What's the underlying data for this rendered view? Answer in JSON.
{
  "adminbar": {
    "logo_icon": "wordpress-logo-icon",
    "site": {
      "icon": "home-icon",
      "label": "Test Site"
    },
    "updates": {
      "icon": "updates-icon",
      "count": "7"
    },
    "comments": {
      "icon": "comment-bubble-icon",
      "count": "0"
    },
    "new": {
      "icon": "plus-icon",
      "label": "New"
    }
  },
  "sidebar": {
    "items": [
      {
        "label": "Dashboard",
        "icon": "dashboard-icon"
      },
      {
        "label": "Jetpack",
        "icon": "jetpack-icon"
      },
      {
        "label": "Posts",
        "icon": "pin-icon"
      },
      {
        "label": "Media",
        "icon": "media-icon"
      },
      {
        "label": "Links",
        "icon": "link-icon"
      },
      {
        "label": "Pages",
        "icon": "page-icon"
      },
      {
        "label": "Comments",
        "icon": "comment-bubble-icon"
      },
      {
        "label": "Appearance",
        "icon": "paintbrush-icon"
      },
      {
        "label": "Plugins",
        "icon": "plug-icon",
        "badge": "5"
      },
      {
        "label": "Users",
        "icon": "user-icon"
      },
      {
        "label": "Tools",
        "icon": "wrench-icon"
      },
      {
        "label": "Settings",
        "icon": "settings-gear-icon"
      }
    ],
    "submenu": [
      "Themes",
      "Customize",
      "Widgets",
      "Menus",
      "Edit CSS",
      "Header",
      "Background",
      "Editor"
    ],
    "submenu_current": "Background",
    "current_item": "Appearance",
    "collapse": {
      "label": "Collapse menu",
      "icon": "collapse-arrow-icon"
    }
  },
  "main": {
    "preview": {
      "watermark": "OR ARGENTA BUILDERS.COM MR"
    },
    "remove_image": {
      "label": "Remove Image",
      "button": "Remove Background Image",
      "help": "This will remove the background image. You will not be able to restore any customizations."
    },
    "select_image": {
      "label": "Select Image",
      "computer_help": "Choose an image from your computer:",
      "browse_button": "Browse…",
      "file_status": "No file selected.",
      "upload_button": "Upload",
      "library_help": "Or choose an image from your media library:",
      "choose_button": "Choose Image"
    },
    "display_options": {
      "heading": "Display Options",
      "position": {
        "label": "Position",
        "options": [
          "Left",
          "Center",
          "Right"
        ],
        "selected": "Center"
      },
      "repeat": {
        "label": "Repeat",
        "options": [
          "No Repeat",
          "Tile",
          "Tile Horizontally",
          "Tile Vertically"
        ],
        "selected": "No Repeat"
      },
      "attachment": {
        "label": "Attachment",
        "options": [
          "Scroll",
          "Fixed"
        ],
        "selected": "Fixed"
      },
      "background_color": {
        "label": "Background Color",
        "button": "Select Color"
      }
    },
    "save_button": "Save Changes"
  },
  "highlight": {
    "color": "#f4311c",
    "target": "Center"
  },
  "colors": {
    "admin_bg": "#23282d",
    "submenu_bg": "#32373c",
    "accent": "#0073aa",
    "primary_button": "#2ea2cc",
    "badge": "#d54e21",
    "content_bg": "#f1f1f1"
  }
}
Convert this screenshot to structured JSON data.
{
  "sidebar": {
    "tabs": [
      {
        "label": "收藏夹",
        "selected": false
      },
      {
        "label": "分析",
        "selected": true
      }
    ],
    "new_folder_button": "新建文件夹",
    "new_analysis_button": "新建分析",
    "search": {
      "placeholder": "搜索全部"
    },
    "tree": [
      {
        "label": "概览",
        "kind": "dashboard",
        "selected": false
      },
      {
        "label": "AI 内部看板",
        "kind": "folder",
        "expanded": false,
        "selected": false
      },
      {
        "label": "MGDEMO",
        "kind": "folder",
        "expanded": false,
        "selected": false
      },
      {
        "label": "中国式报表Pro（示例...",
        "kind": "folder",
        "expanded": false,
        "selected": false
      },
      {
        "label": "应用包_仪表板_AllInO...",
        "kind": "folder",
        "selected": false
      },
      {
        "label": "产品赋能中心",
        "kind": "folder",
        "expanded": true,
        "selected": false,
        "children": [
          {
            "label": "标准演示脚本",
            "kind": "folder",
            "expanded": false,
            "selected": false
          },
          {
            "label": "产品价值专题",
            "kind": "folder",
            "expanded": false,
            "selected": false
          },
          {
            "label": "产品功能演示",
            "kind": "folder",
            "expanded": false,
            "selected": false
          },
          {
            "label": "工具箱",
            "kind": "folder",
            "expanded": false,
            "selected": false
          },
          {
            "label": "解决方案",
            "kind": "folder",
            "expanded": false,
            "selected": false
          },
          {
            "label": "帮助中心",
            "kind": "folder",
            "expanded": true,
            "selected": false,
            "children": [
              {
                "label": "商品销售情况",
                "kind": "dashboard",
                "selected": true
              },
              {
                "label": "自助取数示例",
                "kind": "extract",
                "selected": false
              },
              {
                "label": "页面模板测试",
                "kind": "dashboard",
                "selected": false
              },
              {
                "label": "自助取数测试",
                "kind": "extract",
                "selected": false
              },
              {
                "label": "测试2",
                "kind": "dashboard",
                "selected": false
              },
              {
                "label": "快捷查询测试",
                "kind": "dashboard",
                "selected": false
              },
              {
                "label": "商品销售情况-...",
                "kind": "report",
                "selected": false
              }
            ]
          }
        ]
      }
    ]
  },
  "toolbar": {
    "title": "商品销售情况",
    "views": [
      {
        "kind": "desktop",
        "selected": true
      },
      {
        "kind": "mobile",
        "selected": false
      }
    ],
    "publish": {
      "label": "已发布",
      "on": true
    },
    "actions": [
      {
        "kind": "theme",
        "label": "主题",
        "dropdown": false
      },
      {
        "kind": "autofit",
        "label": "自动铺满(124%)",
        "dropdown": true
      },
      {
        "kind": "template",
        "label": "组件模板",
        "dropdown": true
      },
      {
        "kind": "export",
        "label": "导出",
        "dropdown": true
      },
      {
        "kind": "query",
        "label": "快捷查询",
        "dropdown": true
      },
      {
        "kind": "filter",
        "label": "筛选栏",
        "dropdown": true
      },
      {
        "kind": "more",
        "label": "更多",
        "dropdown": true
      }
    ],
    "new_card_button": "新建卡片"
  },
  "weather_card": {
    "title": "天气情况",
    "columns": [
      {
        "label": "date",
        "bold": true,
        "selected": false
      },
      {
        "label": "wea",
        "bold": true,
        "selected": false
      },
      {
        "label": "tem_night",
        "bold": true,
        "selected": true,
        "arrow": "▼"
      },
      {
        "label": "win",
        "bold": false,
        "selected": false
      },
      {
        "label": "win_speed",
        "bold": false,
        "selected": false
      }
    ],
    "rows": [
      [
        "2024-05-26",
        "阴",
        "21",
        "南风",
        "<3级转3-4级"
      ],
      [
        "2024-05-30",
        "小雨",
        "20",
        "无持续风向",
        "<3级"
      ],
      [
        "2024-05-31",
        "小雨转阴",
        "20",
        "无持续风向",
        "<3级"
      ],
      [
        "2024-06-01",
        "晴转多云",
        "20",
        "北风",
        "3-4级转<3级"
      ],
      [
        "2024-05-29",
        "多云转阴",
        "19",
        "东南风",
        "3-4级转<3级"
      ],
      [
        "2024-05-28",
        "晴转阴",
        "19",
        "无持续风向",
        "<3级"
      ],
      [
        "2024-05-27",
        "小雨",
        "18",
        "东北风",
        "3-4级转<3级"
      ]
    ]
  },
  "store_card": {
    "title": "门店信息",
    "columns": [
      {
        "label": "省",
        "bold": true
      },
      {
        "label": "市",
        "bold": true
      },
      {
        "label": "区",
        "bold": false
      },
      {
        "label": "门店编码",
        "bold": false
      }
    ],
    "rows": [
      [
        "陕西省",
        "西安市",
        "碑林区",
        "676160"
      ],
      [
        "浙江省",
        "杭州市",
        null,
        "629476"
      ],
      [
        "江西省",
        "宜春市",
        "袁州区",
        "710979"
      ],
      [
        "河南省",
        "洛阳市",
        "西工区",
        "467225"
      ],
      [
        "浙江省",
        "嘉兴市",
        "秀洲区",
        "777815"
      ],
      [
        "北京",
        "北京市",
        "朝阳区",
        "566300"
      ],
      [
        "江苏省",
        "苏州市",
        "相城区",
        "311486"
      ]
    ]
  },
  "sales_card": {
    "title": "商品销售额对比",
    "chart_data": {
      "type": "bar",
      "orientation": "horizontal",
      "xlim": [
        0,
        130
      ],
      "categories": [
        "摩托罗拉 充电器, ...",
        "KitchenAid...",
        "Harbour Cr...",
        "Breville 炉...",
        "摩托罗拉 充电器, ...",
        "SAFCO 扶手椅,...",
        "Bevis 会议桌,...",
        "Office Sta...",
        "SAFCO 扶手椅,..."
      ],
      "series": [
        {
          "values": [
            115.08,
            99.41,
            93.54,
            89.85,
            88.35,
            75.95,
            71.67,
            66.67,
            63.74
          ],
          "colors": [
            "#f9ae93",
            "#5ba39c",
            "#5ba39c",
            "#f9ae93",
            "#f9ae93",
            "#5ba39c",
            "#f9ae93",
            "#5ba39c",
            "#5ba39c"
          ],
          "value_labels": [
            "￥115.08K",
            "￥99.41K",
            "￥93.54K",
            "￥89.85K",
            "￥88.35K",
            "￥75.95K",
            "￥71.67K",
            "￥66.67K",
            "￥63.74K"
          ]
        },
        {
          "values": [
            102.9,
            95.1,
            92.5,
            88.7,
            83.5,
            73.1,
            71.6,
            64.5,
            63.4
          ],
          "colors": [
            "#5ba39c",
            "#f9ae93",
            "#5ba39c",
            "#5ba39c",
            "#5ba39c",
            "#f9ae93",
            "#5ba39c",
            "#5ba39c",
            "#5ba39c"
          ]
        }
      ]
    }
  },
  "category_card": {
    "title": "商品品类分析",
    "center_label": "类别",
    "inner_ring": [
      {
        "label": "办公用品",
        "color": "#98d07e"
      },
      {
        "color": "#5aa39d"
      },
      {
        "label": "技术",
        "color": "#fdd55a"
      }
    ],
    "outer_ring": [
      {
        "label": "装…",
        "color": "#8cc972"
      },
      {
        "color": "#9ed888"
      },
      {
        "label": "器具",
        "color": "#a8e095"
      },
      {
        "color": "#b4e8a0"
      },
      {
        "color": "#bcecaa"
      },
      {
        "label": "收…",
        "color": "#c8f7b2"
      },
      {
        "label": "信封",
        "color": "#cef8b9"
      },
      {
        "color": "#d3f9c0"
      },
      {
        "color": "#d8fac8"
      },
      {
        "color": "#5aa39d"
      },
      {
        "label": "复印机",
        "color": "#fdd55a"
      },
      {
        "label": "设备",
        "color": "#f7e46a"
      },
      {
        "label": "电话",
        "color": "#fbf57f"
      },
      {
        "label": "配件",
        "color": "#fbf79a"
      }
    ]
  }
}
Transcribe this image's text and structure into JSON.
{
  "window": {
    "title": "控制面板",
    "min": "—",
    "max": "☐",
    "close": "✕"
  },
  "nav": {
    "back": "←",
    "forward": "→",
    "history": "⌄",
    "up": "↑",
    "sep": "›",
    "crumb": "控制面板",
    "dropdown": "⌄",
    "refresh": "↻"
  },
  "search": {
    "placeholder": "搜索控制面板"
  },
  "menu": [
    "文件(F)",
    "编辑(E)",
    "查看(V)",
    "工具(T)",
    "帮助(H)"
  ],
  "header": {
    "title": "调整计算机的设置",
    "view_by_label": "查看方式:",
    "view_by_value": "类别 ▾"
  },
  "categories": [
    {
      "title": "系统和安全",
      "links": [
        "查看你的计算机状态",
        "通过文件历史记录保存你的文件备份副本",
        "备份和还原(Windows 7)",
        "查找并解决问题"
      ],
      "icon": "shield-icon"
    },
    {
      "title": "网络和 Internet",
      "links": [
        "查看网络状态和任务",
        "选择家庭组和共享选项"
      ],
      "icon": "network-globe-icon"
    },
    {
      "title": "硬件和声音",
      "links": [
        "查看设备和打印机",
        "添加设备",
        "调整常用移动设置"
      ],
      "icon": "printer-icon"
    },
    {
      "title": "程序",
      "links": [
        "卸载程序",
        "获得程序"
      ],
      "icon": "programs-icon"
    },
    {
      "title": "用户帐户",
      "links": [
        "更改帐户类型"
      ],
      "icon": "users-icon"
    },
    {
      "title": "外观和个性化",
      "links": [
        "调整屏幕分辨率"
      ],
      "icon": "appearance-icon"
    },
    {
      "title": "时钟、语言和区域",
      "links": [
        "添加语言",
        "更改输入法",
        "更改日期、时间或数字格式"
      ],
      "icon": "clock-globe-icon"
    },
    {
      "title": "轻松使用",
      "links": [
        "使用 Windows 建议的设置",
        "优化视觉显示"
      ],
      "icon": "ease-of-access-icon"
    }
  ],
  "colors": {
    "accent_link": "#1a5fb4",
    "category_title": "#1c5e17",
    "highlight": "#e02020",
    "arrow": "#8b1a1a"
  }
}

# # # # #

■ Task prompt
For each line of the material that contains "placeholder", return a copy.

■ Answer for the task
      "placeholder": "搜索全部"
    "placeholder": "搜索控制面板"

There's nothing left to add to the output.